The results highlight not only the importance of carbon awareness as a business strategy for polluting firms, but also its importance to lenders exposed to their clients’ default and reputational risk. The debt market appears to incorporate historical carbon emissions and forward-looking indicators of carbon performance.
Juhyun Jung, Kathleen Herbohn and Peter Clarkson. 2018. Carbon Risk, Carbon Risk Awareness and the Cost of Debt Financing.
Journal of Business Ethics, 150(4), 1151–1171.
Environmental reporting through an ethical looking glass
This paper adopts the lens of environmental ethics to explore whether there is a disparity between the ethical approaches of a company in comparison to those expressed by stakeholders in relation to environmental issues, specifically those communicated through the corporate environmental report.
Discourse analysis is adopted to explore the environmental section of the sustainability reports of the case study company as compared to the responses of a sample of the company’s stakeholders, using the lens of three branches of environmental ethics: utilitarianism, deontology and virtue ethics.
Results indicate that the ethical approaches expressed in the case study company’s environmental reports were grounded in utilitarianism and deontology, in contrast to a virtue ethics approach expressed by external stakeholders. The disparity widened as the relationship between the company and the stakeholder became less direct.
This disparity signals a failure to meet one of the primary purposes for preparing sustainability reports: to engage with stakeholders. As such this research contributes to the literature by identifying a disparity in the how this information is communicated compared with how it is perceived by stakeholders. This has important implications for the success of current stakeholder engagement practices.
Leanne Morrison, Trevor Wilmshurst and Sonia Shimeld. 2018. Environmental Reporting Through an Ethical Looking Glass.
Journal of Business Ethics, 150(4), 903–918.
Koranic ethics for environmental responsibility in business practice
Despite the growing interest in examining the role of religious beliefs as a guide towards environmental conscious actions, there is still a lack of research informed by an analysis of divine messages. This deficiency includes the extent to which ethics for environmental responsibility are promoted within textual divine messages; types of environmental themes promoted within the text of divine messages; and implications of such religious environmental ethics for business practice.
The present study attempts to fill this gap by conducting a thorough content analysis of environmental themes within the divine message of Muslims (the Qur’an) focusing on their related ethical aspects and business implications. The analysis has revealed 675 verses in 84 chapters throughout all 30 parts of the Qur’an, with environmental content relating to the core components of the natural world, i.e. human beings, water, air, land, plants, animals, and other natural resources.
This environmental content and its related ethics are grounded on the belief that humans are vicegerents of God on the earth and their behaviours and actions are motivated by earthly and heavenly rewards. Implications of these findings for different sectors/businesses are also highlighted.
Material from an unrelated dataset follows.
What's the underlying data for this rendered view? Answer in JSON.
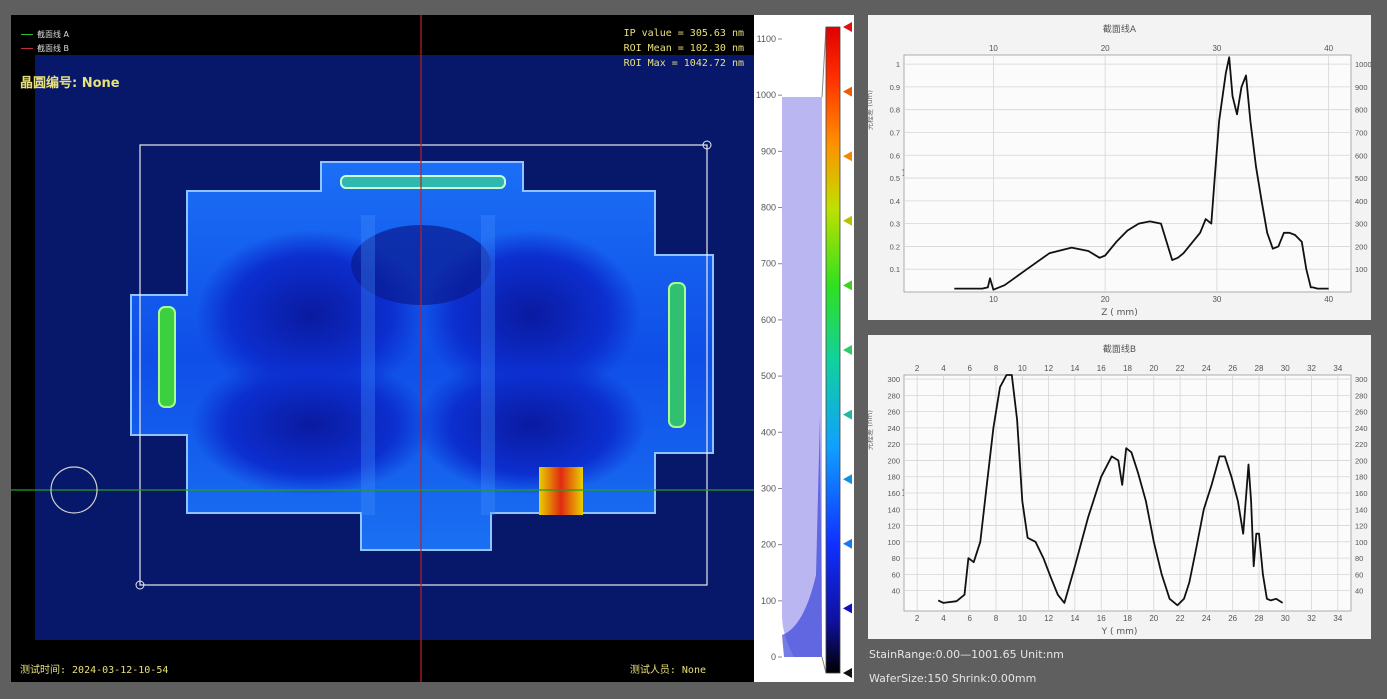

Akrum Helfaya, Amr Kotb and Rasha Hanafi. 2018. Qur’anic Ethics for Environmental Responsibility: Implications for Business Practice.
Journal of Business Ethics, 150(4), 1105–1128.